(Supplied information Opens)

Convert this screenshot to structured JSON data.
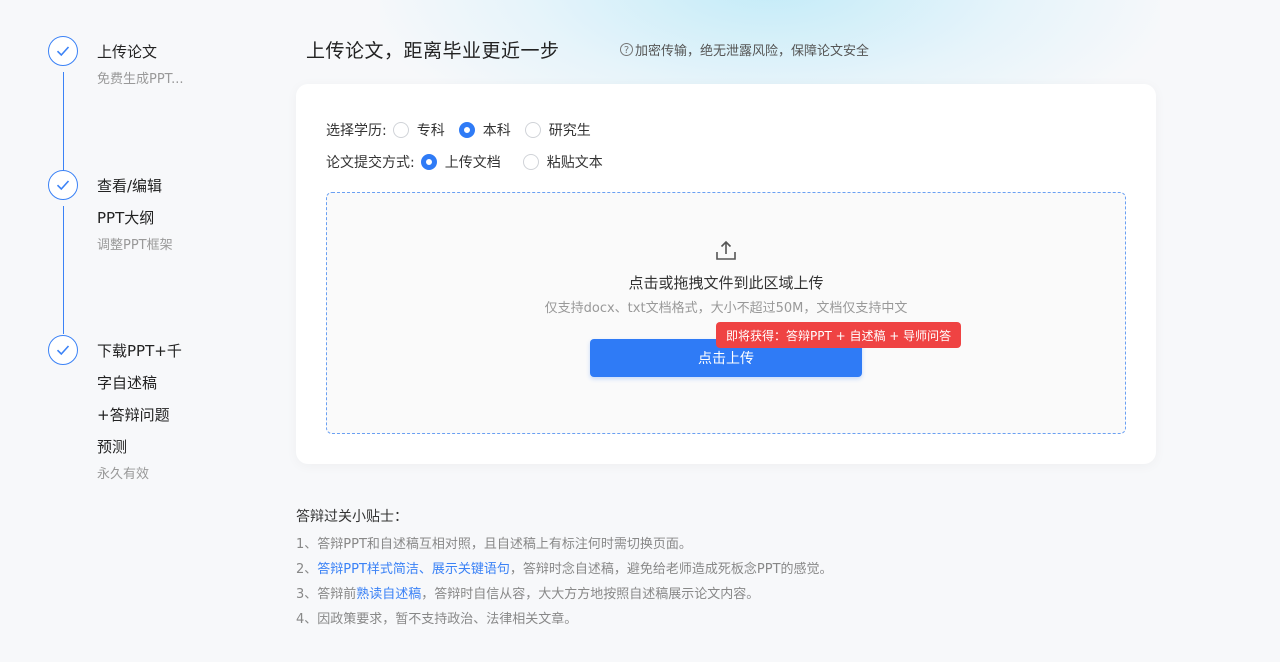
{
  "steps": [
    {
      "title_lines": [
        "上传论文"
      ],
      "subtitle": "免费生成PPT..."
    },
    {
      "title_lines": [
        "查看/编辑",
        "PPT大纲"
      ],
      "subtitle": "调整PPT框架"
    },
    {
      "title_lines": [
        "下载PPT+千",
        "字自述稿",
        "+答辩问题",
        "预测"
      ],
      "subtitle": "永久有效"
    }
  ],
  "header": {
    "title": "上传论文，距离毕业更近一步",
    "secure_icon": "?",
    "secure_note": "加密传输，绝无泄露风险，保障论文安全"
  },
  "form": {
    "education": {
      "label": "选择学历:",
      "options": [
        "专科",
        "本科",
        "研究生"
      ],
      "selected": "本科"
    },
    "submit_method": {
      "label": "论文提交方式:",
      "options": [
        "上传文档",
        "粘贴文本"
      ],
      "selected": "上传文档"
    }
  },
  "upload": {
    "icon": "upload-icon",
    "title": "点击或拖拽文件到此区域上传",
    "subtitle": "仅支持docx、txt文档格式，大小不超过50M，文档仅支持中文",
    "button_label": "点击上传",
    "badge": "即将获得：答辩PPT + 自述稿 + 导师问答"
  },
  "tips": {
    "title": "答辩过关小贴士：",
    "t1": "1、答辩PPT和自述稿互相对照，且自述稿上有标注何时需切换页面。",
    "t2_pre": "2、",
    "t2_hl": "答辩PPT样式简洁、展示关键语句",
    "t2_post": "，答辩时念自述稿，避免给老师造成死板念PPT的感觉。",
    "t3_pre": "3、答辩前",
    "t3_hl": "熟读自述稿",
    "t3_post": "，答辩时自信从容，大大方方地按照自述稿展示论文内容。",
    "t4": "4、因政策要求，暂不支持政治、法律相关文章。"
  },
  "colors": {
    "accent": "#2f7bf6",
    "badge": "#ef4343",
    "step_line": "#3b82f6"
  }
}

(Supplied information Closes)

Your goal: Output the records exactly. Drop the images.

Written response:
Convert this screenshot to structured JSON data.
{
  "steps": [
    {
      "title_lines": [
        "上传论文"
      ],
      "subtitle": "免费生成PPT..."
    },
    {
      "title_lines": [
        "查看/编辑",
        "PPT大纲"
      ],
      "subtitle": "调整PPT框架"
    },
    {
      "title_lines": [
        "下载PPT+千",
        "字自述稿",
        "+答辩问题",
        "预测"
      ],
      "subtitle": "永久有效"
    }
  ],
  "header": {
    "title": "上传论文，距离毕业更近一步",
    "secure_icon": "?",
    "secure_note": "加密传输，绝无泄露风险，保障论文安全"
  },
  "form": {
    "education": {
      "label": "选择学历:",
      "options": [
        "专科",
        "本科",
        "研究生"
      ],
      "selected": "本科"
    },
    "submit_method": {
      "label": "论文提交方式:",
      "options": [
        "上传文档",
        "粘贴文本"
      ],
      "selected": "上传文档"
    }
  },
  "upload": {
    "icon": "upload-icon",
    "title": "点击或拖拽文件到此区域上传",
    "subtitle": "仅支持docx、txt文档格式，大小不超过50M，文档仅支持中文",
    "button_label": "点击上传",
    "badge": "即将获得：答辩PPT + 自述稿 + 导师问答"
  },
  "tips": {
    "title": "答辩过关小贴士：",
    "t1": "1、答辩PPT和自述稿互相对照，且自述稿上有标注何时需切换页面。",
    "t2_pre": "2、",
    "t2_hl": "答辩PPT样式简洁、展示关键语句",
    "t2_post": "，答辩时念自述稿，避免给老师造成死板念PPT的感觉。",
    "t3_pre": "3、答辩前",
    "t3_hl": "熟读自述稿",
    "t3_post": "，答辩时自信从容，大大方方地按照自述稿展示论文内容。",
    "t4": "4、因政策要求，暂不支持政治、法律相关文章。"
  },
  "colors": {
    "accent": "#2f7bf6",
    "badge": "#ef4343",
    "step_line": "#3b82f6"
  }
}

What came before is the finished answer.